* **Work order**
Pull every line with "AliExpress" from the entries below.

* **Source data**
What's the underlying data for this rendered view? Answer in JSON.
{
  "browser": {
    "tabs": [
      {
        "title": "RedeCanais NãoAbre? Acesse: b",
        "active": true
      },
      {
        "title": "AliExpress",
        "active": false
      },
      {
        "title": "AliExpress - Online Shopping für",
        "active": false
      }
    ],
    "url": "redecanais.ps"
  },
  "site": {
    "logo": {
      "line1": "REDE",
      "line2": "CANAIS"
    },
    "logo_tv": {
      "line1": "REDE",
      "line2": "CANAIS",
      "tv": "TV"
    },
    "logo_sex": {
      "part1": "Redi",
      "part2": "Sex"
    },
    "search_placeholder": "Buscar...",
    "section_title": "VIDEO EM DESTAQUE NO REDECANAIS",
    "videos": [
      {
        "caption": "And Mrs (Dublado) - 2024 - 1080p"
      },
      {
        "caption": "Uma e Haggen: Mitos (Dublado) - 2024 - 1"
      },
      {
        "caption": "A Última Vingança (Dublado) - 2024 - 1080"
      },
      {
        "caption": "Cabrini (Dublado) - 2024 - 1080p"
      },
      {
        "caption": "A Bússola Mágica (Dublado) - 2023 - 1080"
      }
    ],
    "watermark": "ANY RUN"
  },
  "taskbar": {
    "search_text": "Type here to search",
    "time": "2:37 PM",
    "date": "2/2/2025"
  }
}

* **Output for this exercise**
        "title": "AliExpress",
        "title": "AliExpress - Online Shopping für",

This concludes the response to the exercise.